Indeed, there seem to be several 'contrary things' and 'inconsistencies'...
This is from the front page of the latest Herald:
To look in more detail at the Save Our Sidmouth claim that "a retirement community would contravene rules set out in the emerging East Devon Local Plan":
> These plans do indeed appear to be a breach of Strategy 4 of the draft Local Plan, which states:
“Getting more age-balanced communities - many East Devon communities have an overtly aged population profile. Where this is the case we will encourage residential development that will be suited to or provide for younger people and younger families”
East Devon District CouncilThe New East Devon Local Plan 2006 to 2026: ProposedSubmissionDraft of thePlan
Respondents to the District Council's strategic planning process would agree with the need for 'balanced communities', for example:
This is also a matter of health policy, as the Exmouth Budleigh Health Locality Commissioning Group stated in its representation to the draft Local Plan:
Section 6. Spatial Strategy Page 28- 37:
Page 37 Quote: Balanced communities: c) „Getting more age-balanced communities – many East Devon communities have an overtly aged population profile. Where this is the case we will encourage residential development that will be suited to or provide for younger people and younger families.‟
Response: We were pleased to see acknowledgement of this issue and the proposals to address the imbalance, with health care as core policy areas.
Interestingly, Devon Senior Voice, which represents the 'aged-population', nevertheless has the perspicacity to realise that strategic policy needs to address the longer-term issue of 'balancing communities':
R 6.46 Getting more age-balanced communities.

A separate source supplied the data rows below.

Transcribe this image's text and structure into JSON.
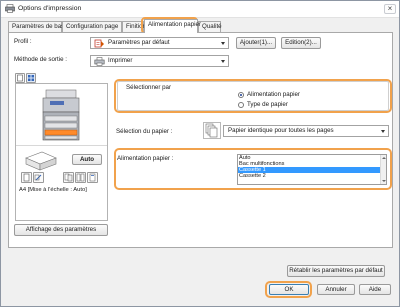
{
  "window": {
    "title": "Options d'impression",
    "close_glyph": "×"
  },
  "tabs": [
    {
      "label": "Paramètres de base"
    },
    {
      "label": "Configuration page"
    },
    {
      "label": "Finition"
    },
    {
      "label": "Alimentation papier"
    },
    {
      "label": "Qualité"
    }
  ],
  "profile": {
    "label": "Profil :",
    "value": "Paramètres par défaut",
    "icon": "printer-settings-icon",
    "add_button": "Ajouter(1)...",
    "edit_button": "Edition(2)..."
  },
  "output": {
    "label": "Méthode de sortie :",
    "value": "Imprimer",
    "icon": "printer-icon"
  },
  "preview": {
    "auto_button": "Auto",
    "caption": "A4 [Mise à l'échelle : Auto]"
  },
  "select_by": {
    "title": "Sélectionner par",
    "options": [
      {
        "label": "Alimentation papier",
        "checked": true
      },
      {
        "label": "Type de papier",
        "checked": false
      }
    ]
  },
  "paper_selection": {
    "label": "Sélection du papier :",
    "value": "Papier identique pour toutes les pages",
    "icon": "pages-icon"
  },
  "paper_source": {
    "label": "Alimentation papier :",
    "items": [
      {
        "label": "Auto",
        "selected": false
      },
      {
        "label": "Bac multifonctions",
        "selected": false
      },
      {
        "label": "Cassette 1",
        "selected": true
      },
      {
        "label": "Cassette 2",
        "selected": false
      }
    ]
  },
  "show_settings_button": "Affichage des paramètres",
  "restore_button": "Rétablir les paramètres par défaut",
  "footer": {
    "ok": "OK",
    "cancel": "Annuler",
    "help": "Aide"
  },
  "colors": {
    "highlight": "#f1a24c",
    "selection": "#3399ff"
  }
}
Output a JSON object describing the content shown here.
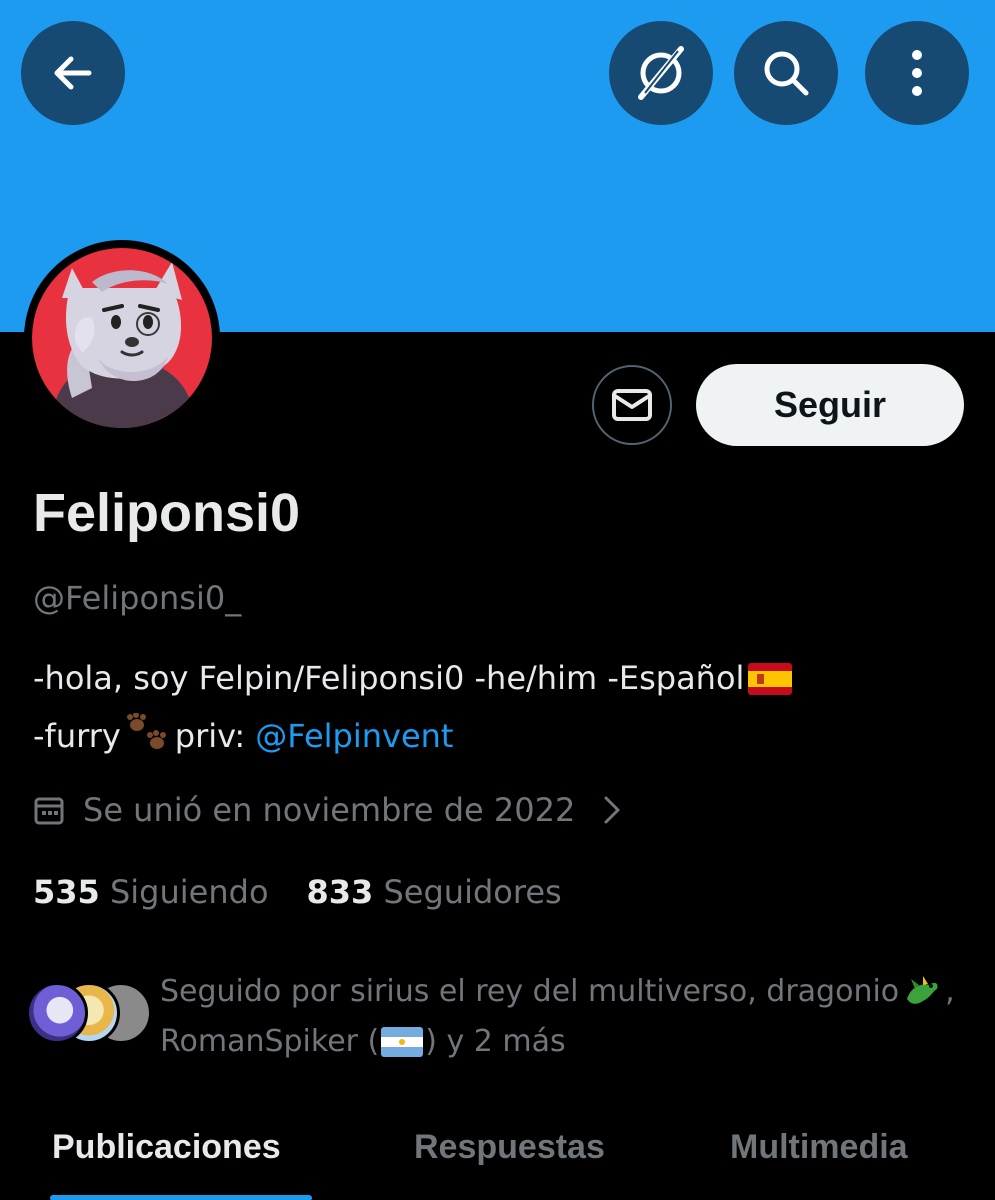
{
  "header": {
    "back_icon": "arrow-left-icon",
    "grok_icon": "grok-slash-circle-icon",
    "search_icon": "search-icon",
    "more_icon": "more-vertical-icon",
    "banner_color": "#1d9bf0",
    "button_color": "#174a72"
  },
  "profile": {
    "avatar_icon": "furry-avatar",
    "display_name": "Feliponsi0",
    "handle": "@Feliponsi0_",
    "bio_line1_a": "-hola, soy Felpin/Feliponsi0  -he/him -Español",
    "bio_line1_flag": "spain-flag-icon",
    "bio_line2_a": "-furry",
    "bio_line2_paw": "paw-prints-icon",
    "bio_line2_b": "priv:",
    "bio_mention": "@Felpinvent",
    "joined": "Se unió en noviembre de 2022",
    "following_count": "535",
    "following_label": "Siguiendo",
    "followers_count": "833",
    "followers_label": "Seguidores"
  },
  "actions": {
    "message_icon": "envelope-icon",
    "follow_label": "Seguir"
  },
  "followed_by": {
    "line1": "Seguido por sirius el rey del multiverso, dragonio",
    "line1_emoji": "dragon-emoji",
    "line1_end": ",",
    "line2_a": "RomanSpiker (",
    "line2_flag": "argentina-flag-icon",
    "line2_b": ") y 2 más"
  },
  "tabs": [
    {
      "label": "Publicaciones",
      "active": true
    },
    {
      "label": "Respuestas",
      "active": false
    },
    {
      "label": "Multimedia",
      "active": false
    }
  ],
  "colors": {
    "accent": "#1d9bf0",
    "text_primary": "#e7e9ea",
    "text_secondary": "#71767b"
  }
}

This we consider this to be an important strategy which needs to be emphasized in the emerging Neighbourhood Plans and particularly in the preparation of the forthcoming Village Plans. The lack of awareness in some of the rural parishes and the consequences of an overtly aged profile to community wellbeing is frightening. The actual task of providing residential properties for younger people takes time to achieve and is fraught with difficulties.